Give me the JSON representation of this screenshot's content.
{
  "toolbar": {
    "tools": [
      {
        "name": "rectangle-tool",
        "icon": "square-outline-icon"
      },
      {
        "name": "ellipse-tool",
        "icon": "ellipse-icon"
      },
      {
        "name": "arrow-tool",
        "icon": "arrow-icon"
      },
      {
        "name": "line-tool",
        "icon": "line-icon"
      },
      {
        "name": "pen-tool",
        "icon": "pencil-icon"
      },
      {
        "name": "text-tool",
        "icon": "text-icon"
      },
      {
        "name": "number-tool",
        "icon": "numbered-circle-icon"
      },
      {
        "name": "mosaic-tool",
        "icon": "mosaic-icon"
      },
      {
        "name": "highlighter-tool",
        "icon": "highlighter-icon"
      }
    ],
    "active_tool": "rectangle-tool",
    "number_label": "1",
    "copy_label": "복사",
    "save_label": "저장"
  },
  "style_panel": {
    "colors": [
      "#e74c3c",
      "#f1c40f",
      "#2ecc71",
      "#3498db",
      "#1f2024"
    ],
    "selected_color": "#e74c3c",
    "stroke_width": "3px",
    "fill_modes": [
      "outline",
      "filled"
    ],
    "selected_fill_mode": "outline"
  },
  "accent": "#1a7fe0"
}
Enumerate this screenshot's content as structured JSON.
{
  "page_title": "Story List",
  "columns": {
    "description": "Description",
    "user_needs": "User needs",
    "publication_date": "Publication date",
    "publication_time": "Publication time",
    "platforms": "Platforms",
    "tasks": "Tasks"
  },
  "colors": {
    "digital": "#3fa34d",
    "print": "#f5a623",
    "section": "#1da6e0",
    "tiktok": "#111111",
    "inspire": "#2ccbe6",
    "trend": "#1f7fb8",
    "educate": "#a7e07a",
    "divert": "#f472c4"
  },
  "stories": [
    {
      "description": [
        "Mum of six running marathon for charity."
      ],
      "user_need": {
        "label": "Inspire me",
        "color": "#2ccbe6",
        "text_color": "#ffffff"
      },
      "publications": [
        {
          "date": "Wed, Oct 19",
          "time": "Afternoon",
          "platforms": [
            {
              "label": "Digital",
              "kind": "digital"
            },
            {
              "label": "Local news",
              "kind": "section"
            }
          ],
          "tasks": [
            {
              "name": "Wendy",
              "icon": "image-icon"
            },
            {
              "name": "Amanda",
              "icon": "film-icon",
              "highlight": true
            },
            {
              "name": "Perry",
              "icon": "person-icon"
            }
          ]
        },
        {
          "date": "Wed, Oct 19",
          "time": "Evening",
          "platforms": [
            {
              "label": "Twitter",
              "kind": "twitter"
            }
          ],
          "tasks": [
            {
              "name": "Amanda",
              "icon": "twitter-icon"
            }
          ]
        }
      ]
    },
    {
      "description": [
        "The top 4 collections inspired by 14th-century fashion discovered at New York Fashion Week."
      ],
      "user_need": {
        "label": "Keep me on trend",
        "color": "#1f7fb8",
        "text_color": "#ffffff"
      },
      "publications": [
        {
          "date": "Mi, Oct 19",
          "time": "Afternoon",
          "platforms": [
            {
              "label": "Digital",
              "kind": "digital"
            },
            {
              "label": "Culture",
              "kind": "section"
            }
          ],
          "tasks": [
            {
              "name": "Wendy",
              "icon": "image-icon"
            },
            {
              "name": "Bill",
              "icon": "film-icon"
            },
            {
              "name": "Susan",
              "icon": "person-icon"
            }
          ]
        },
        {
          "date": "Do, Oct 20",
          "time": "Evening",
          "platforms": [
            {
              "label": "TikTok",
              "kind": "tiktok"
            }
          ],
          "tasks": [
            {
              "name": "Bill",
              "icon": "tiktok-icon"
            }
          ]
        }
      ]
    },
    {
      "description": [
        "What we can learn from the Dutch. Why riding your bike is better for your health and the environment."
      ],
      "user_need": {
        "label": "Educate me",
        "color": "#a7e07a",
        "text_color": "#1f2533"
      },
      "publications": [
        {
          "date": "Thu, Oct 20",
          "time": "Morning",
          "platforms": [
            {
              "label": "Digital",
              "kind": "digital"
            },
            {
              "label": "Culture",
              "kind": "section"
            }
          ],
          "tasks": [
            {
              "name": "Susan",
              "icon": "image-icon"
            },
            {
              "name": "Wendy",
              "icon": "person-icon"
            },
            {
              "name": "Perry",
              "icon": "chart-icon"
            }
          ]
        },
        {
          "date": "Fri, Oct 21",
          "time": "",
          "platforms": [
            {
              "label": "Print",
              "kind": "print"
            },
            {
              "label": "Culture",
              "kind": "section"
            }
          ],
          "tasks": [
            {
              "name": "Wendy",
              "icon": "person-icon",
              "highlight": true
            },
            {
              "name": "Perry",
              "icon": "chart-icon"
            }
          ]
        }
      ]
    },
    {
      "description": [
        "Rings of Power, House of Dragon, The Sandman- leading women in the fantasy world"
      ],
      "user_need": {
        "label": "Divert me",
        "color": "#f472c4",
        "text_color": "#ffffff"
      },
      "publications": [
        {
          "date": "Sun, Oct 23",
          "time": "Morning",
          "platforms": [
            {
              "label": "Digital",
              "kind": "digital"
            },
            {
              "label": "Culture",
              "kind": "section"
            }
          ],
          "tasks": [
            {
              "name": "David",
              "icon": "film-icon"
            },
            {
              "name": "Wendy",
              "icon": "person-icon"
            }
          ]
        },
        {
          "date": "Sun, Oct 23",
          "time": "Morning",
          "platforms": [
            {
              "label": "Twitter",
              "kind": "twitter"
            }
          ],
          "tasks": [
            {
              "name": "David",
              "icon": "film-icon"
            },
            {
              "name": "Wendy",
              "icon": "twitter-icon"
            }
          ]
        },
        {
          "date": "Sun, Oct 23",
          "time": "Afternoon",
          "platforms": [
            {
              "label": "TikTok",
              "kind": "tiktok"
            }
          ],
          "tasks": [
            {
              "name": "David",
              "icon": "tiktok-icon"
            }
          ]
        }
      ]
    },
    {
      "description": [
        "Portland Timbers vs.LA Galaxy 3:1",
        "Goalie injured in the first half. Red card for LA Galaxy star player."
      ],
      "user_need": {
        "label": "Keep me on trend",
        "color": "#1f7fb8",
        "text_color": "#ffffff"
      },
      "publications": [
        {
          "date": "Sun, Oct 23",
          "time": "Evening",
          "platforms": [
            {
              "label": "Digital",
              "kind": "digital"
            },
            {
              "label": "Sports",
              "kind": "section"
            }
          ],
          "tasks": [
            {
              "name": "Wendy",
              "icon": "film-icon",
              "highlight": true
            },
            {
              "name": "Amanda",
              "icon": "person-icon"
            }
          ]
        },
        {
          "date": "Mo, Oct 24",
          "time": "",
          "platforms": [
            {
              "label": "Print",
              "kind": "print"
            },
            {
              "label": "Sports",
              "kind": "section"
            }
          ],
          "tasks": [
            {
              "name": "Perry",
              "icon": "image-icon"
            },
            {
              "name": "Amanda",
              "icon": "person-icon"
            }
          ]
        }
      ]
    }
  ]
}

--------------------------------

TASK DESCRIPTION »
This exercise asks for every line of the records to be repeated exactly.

ANSWER BOX »
Give me the JSON representation of this screenshot's content.
{
  "toolbar": {
    "tools": [
      {
        "name": "rectangle-tool",
        "icon": "square-outline-icon"
      },
      {
        "name": "ellipse-tool",
        "icon": "ellipse-icon"
      },
      {
        "name": "arrow-tool",
        "icon": "arrow-icon"
      },
      {
        "name": "line-tool",
        "icon": "line-icon"
      },
      {
        "name": "pen-tool",
        "icon": "pencil-icon"
      },
      {
        "name": "text-tool",
        "icon": "text-icon"
      },
      {
        "name": "number-tool",
        "icon": "numbered-circle-icon"
      },
      {
        "name": "mosaic-tool",
        "icon": "mosaic-icon"
      },
      {
        "name": "highlighter-tool",
        "icon": "highlighter-icon"
      }
    ],
    "active_tool": "rectangle-tool",
    "number_label": "1",
    "copy_label": "복사",
    "save_label": "저장"
  },
  "style_panel": {
    "colors": [
      "#e74c3c",
      "#f1c40f",
      "#2ecc71",
      "#3498db",
      "#1f2024"
    ],
    "selected_color": "#e74c3c",
    "stroke_width": "3px",
    "fill_modes": [
      "outline",
      "filled"
    ],
    "selected_fill_mode": "outline"
  },
  "accent": "#1a7fe0"
}
Enumerate this screenshot's content as structured JSON.
{
  "page_title": "Story List",
  "columns": {
    "description": "Description",
    "user_needs": "User needs",
    "publication_date": "Publication date",
    "publication_time": "Publication time",
    "platforms": "Platforms",
    "tasks": "Tasks"
  },
  "colors": {
    "digital": "#3fa34d",
    "print": "#f5a623",
    "section": "#1da6e0",
    "tiktok": "#111111",
    "inspire": "#2ccbe6",
    "trend": "#1f7fb8",
    "educate": "#a7e07a",
    "divert": "#f472c4"
  },
  "stories": [
    {
      "description": [
        "Mum of six running marathon for charity."
      ],
      "user_need": {
        "label": "Inspire me",
        "color": "#2ccbe6",
        "text_color": "#ffffff"
      },
      "publications": [
        {
          "date": "Wed, Oct 19",
          "time": "Afternoon",
          "platforms": [
            {
              "label": "Digital",
              "kind": "digital"
            },
            {
              "label": "Local news",
              "kind": "section"
            }
          ],
          "tasks": [
            {
              "name": "Wendy",
              "icon": "image-icon"
            },
            {
              "name": "Amanda",
              "icon": "film-icon",
              "highlight": true
            },
            {
              "name": "Perry",
              "icon": "person-icon"
            }
          ]
        },
        {
          "date": "Wed, Oct 19",
          "time": "Evening",
          "platforms": [
            {
              "label": "Twitter",
              "kind": "twitter"
            }
          ],
          "tasks": [
            {
              "name": "Amanda",
              "icon": "twitter-icon"
            }
          ]
        }
      ]
    },
    {
      "description": [
        "The top 4 collections inspired by 14th-century fashion discovered at New York Fashion Week."
      ],
      "user_need": {
        "label": "Keep me on trend",
        "color": "#1f7fb8",
        "text_color": "#ffffff"
      },
      "publications": [
        {
          "date": "Mi, Oct 19",
          "time": "Afternoon",
          "platforms": [
            {
              "label": "Digital",
              "kind": "digital"
            },
            {
              "label": "Culture",
              "kind": "section"
            }
          ],
          "tasks": [
            {
              "name": "Wendy",
              "icon": "image-icon"
            },
            {
              "name": "Bill",
              "icon": "film-icon"
            },
            {
              "name": "Susan",
              "icon": "person-icon"
            }
          ]
        },
        {
          "date": "Do, Oct 20",
          "time": "Evening",
          "platforms": [
            {
              "label": "TikTok",
              "kind": "tiktok"
            }
          ],
          "tasks": [
            {
              "name": "Bill",
              "icon": "tiktok-icon"
            }
          ]
        }
      ]
    },
    {
      "description": [
        "What we can learn from the Dutch. Why riding your bike is better for your health and the environment."
      ],
      "user_need": {
        "label": "Educate me",
        "color": "#a7e07a",
        "text_color": "#1f2533"
      },
      "publications": [
        {
          "date": "Thu, Oct 20",
          "time": "Morning",
          "platforms": [
            {
              "label": "Digital",
              "kind": "digital"
            },
            {
              "label": "Culture",
              "kind": "section"
            }
          ],
          "tasks": [
            {
              "name": "Susan",
              "icon": "image-icon"
            },
            {
              "name": "Wendy",
              "icon": "person-icon"
            },
            {
              "name": "Perry",
              "icon": "chart-icon"
            }
          ]
        },
        {
          "date": "Fri, Oct 21",
          "time": "",
          "platforms": [
            {
              "label": "Print",
              "kind": "print"
            },
            {
              "label": "Culture",
              "kind": "section"
            }
          ],
          "tasks": [
            {
              "name": "Wendy",
              "icon": "person-icon",
              "highlight": true
            },
            {
              "name": "Perry",
              "icon": "chart-icon"
            }
          ]
        }
      ]
    },
    {
      "description": [
        "Rings of Power, House of Dragon, The Sandman- leading women in the fantasy world"
      ],
      "user_need": {
        "label": "Divert me",
        "color": "#f472c4",
        "text_color": "#ffffff"
      },
      "publications": [
        {
          "date": "Sun, Oct 23",
          "time": "Morning",
          "platforms": [
            {
              "label": "Digital",
              "kind": "digital"
            },
            {
              "label": "Culture",
              "kind": "section"
            }
          ],
          "tasks": [
            {
              "name": "David",
              "icon": "film-icon"
            },
            {
              "name": "Wendy",
              "icon": "person-icon"
            }
          ]
        },
        {
          "date": "Sun, Oct 23",
          "time": "Morning",
          "platforms": [
            {
              "label": "Twitter",
              "kind": "twitter"
            }
          ],
          "tasks": [
            {
              "name": "David",
              "icon": "film-icon"
            },
            {
              "name": "Wendy",
              "icon": "twitter-icon"
            }
          ]
        },
        {
          "date": "Sun, Oct 23",
          "time": "Afternoon",
          "platforms": [
            {
              "label": "TikTok",
              "kind": "tiktok"
            }
          ],
          "tasks": [
            {
              "name": "David",
              "icon": "tiktok-icon"
            }
          ]
        }
      ]
    },
    {
      "description": [
        "Portland Timbers vs.LA Galaxy 3:1",
        "Goalie injured in the first half. Red card for LA Galaxy star player."
      ],
      "user_need": {
        "label": "Keep me on trend",
        "color": "#1f7fb8",
        "text_color": "#ffffff"
      },
      "publications": [
        {
          "date": "Sun, Oct 23",
          "time": "Evening",
          "platforms": [
            {
              "label": "Digital",
              "kind": "digital"
            },
            {
              "label": "Sports",
              "kind": "section"
            }
          ],
          "tasks": [
            {
              "name": "Wendy",
              "icon": "film-icon",
              "highlight": true
            },
            {
              "name": "Amanda",
              "icon": "person-icon"
            }
          ]
        },
        {
          "date": "Mo, Oct 24",
          "time": "",
          "platforms": [
            {
              "label": "Print",
              "kind": "print"
            },
            {
              "label": "Sports",
              "kind": "section"
            }
          ],
          "tasks": [
            {
              "name": "Perry",
              "icon": "image-icon"
            },
            {
              "name": "Amanda",
              "icon": "person-icon"
            }
          ]
        }
      ]
    }
  ]
}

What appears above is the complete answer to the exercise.